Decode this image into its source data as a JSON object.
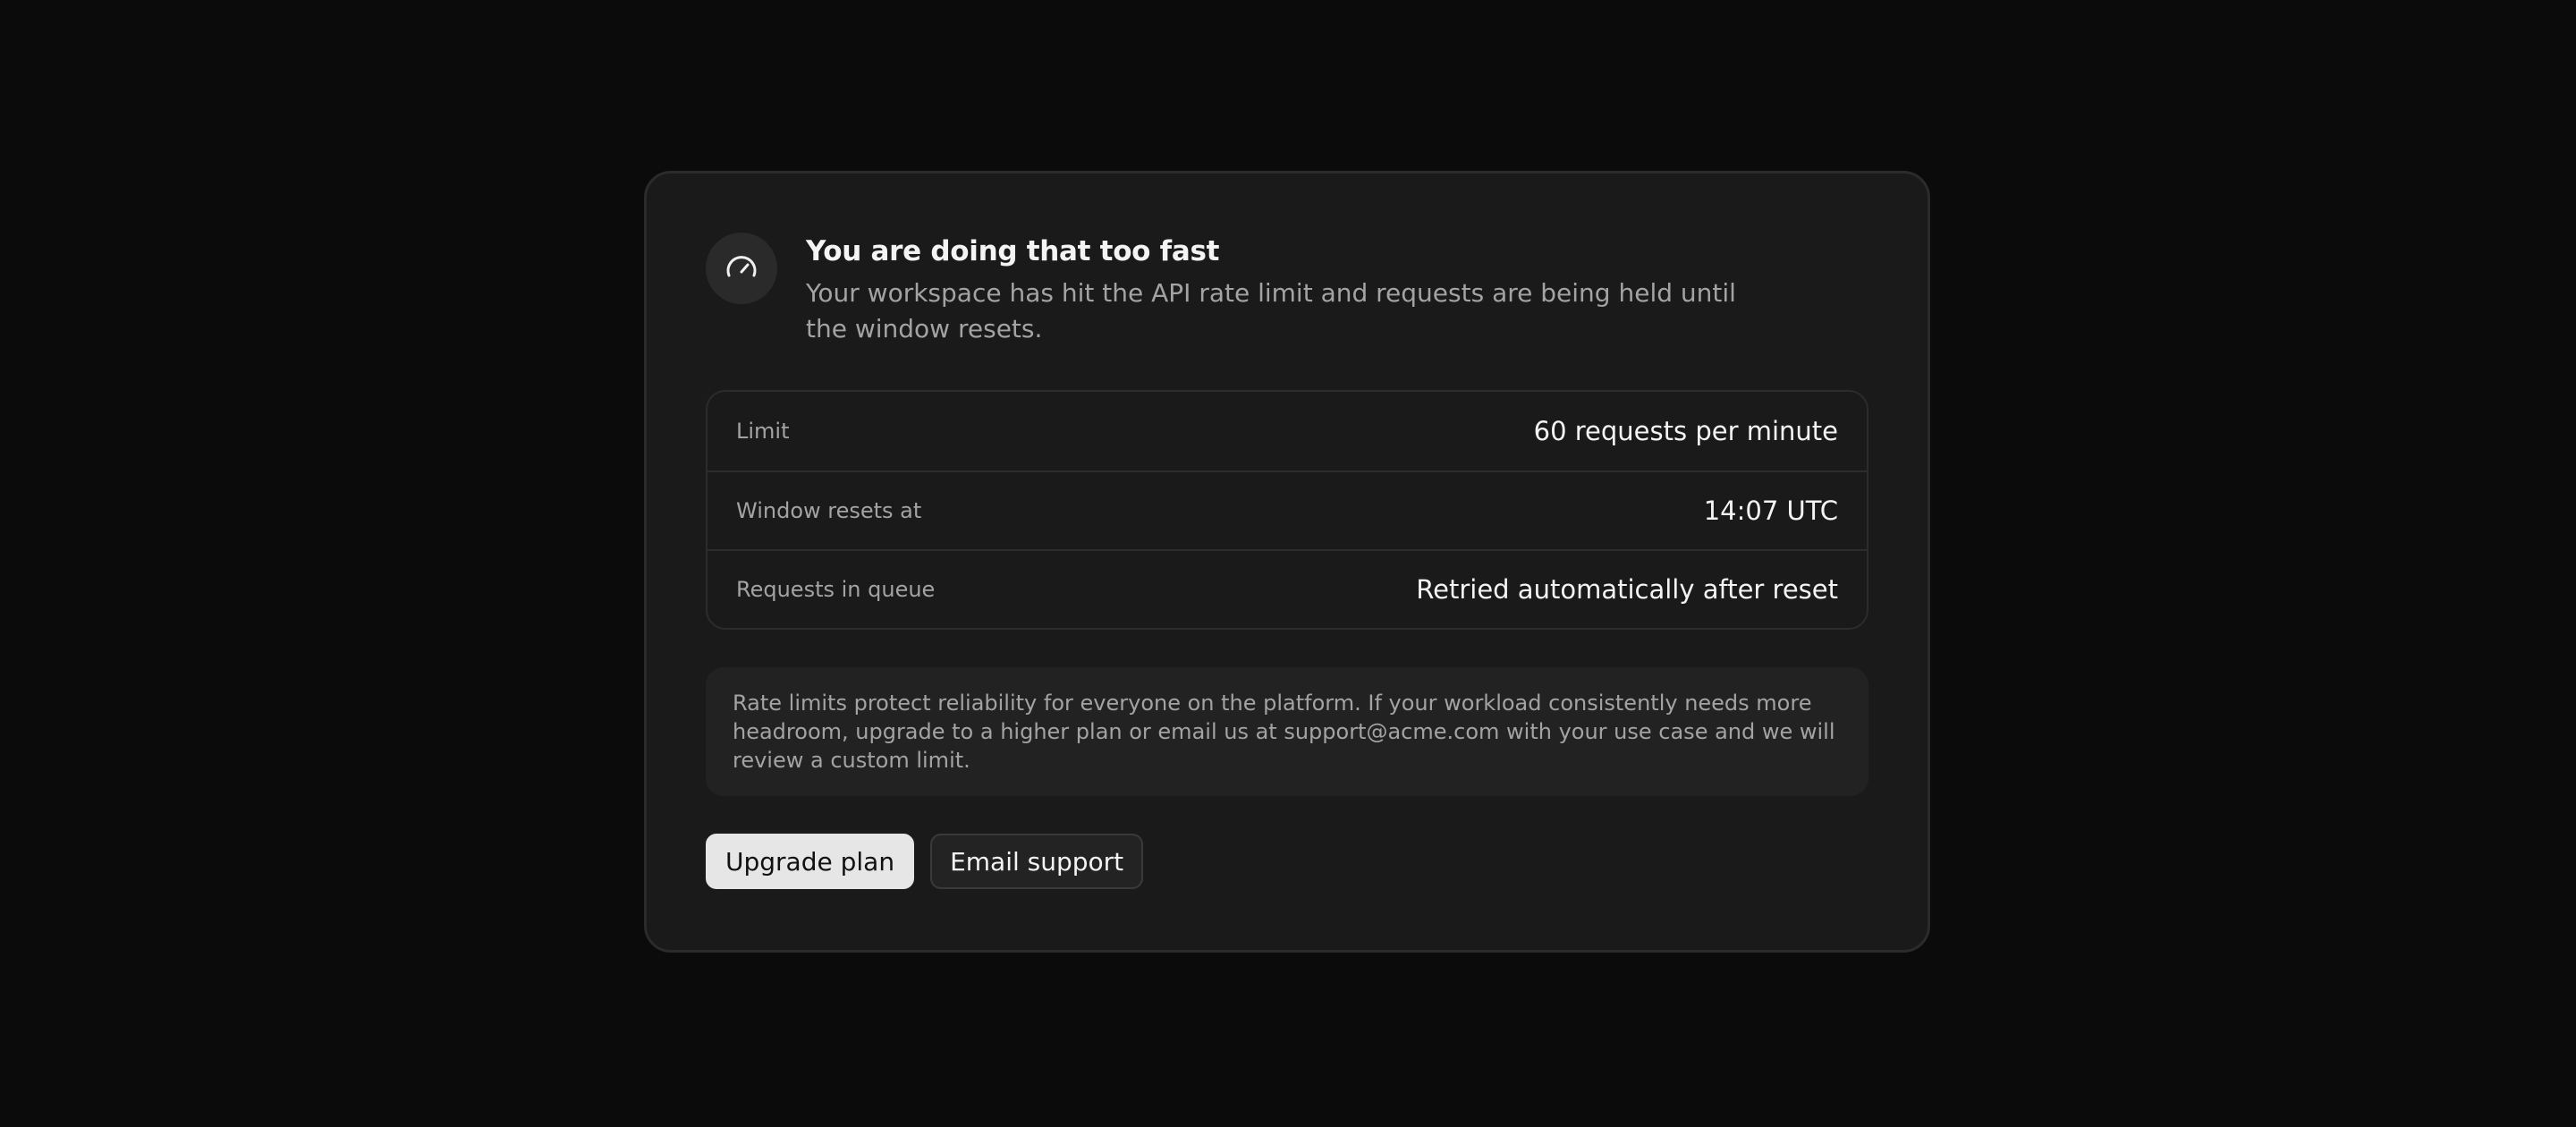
{
  "dialog": {
    "icon": "gauge-icon",
    "title": "You are doing that too fast",
    "description": "Your workspace has hit the API rate limit and requests are being held until the window resets.",
    "details": [
      {
        "label": "Limit",
        "value": "60 requests per minute"
      },
      {
        "label": "Window resets at",
        "value": "14:07 UTC"
      },
      {
        "label": "Requests in queue",
        "value": "Retried automatically after reset"
      }
    ],
    "notice": "Rate limits protect reliability for everyone on the platform. If your workload consistently needs more headroom, upgrade to a higher plan or email us at support@acme.com with your use case and we will review a custom limit.",
    "actions": {
      "primary_label": "Upgrade plan",
      "secondary_label": "Email support"
    }
  },
  "colors": {
    "background": "#0b0b0b",
    "card": "#1a1a1a",
    "primary_button": "#e6e6e6",
    "text_primary": "#f4f4f4",
    "text_muted": "#a3a3a3"
  }
}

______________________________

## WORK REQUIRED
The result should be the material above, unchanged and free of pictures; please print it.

## EXERCISE SOLUTION
Decode this image into its source data as a JSON object.
{
  "dialog": {
    "icon": "gauge-icon",
    "title": "You are doing that too fast",
    "description": "Your workspace has hit the API rate limit and requests are being held until the window resets.",
    "details": [
      {
        "label": "Limit",
        "value": "60 requests per minute"
      },
      {
        "label": "Window resets at",
        "value": "14:07 UTC"
      },
      {
        "label": "Requests in queue",
        "value": "Retried automatically after reset"
      }
    ],
    "notice": "Rate limits protect reliability for everyone on the platform. If your workload consistently needs more headroom, upgrade to a higher plan or email us at support@acme.com with your use case and we will review a custom limit.",
    "actions": {
      "primary_label": "Upgrade plan",
      "secondary_label": "Email support"
    }
  },
  "colors": {
    "background": "#0b0b0b",
    "card": "#1a1a1a",
    "primary_button": "#e6e6e6",
    "text_primary": "#f4f4f4",
    "text_muted": "#a3a3a3"
  }
}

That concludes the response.